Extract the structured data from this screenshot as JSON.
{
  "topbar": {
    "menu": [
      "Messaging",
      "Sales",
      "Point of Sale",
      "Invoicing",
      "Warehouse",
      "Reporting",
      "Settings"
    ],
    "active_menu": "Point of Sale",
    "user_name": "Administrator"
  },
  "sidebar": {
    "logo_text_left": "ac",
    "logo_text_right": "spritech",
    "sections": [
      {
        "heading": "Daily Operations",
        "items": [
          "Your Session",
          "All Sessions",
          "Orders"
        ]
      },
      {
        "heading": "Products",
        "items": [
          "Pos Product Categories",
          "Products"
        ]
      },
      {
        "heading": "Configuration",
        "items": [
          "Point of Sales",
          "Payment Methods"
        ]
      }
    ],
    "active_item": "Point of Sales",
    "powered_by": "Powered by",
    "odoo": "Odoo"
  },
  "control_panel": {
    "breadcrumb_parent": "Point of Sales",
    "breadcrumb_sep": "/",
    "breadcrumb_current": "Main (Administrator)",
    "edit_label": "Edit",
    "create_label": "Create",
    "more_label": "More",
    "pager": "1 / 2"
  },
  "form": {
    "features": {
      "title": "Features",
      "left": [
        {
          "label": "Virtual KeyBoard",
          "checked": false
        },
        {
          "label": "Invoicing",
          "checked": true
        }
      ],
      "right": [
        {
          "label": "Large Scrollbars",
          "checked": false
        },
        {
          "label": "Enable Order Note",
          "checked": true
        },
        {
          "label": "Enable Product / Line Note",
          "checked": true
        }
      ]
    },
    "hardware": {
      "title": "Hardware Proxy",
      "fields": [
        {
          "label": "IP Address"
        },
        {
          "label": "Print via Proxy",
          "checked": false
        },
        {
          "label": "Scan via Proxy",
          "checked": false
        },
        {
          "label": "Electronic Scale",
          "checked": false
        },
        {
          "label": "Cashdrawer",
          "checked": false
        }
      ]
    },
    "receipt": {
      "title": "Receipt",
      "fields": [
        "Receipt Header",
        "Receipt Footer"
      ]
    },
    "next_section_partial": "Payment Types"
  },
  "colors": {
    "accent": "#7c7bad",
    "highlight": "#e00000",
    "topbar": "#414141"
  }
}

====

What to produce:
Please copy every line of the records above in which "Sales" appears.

Answer space:
      "Sales",
          "Point of Sales",
    "active_item": "Point of Sales",
    "breadcrumb_parent": "Point of Sales",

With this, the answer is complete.